Two of the most famous Renaissance composers of dance music were Michael Praetorius (1571-1521) and Tielman Susato (c.1510-1570). This week on Continuum you'll hear a wide selection of this highly spirited music.
Performing will be the famous New York Pro Musica and the New London Consort. The music by the New York Pro Musica is from a 1950s sound track of an early video of this most famous early music ensemble. CDs used are: Praetorius/Susato (New York Pro Musica) L’Oiseau-Lyre 436 132-2, and Tielman Susato: Dansereye (New London Consort) Universal UMD 80565.
Continuum this week will present a special New Year's program of early music, both sacred and secular.
The sacred music is primarily from the Manuscrit du Puy which brings together a varied group of Aquitanian monodic and polyphonic chants for the New Year from the 12th to the 16th centuries. The secular music will be spirited French estampie dances of the 14th century.
The day we visited Tom McDermott’s home, the sound of James Booker’s “Classified” greeted us. It was a sweet gesture: walking into a man’s home to the sound of your radio show’s theme music.
McDermott knows how to communicate with a piano.
Blame it on Rio… and ragtime. McDermott has a piano playing style that smacks of sweet melodies, savory harmonies, and spicy Brazilian rhythm.

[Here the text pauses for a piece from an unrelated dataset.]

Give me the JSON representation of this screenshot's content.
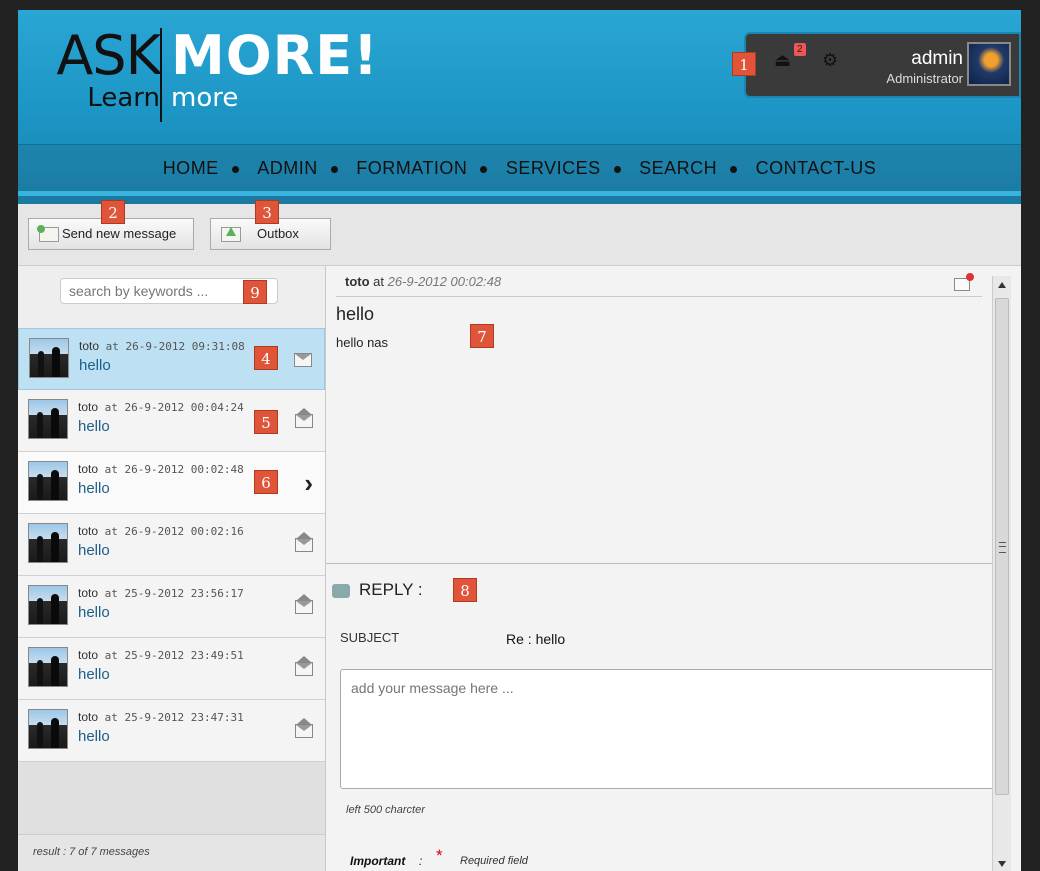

And he serves up all three this hour. Pull up a chair, and enjoy.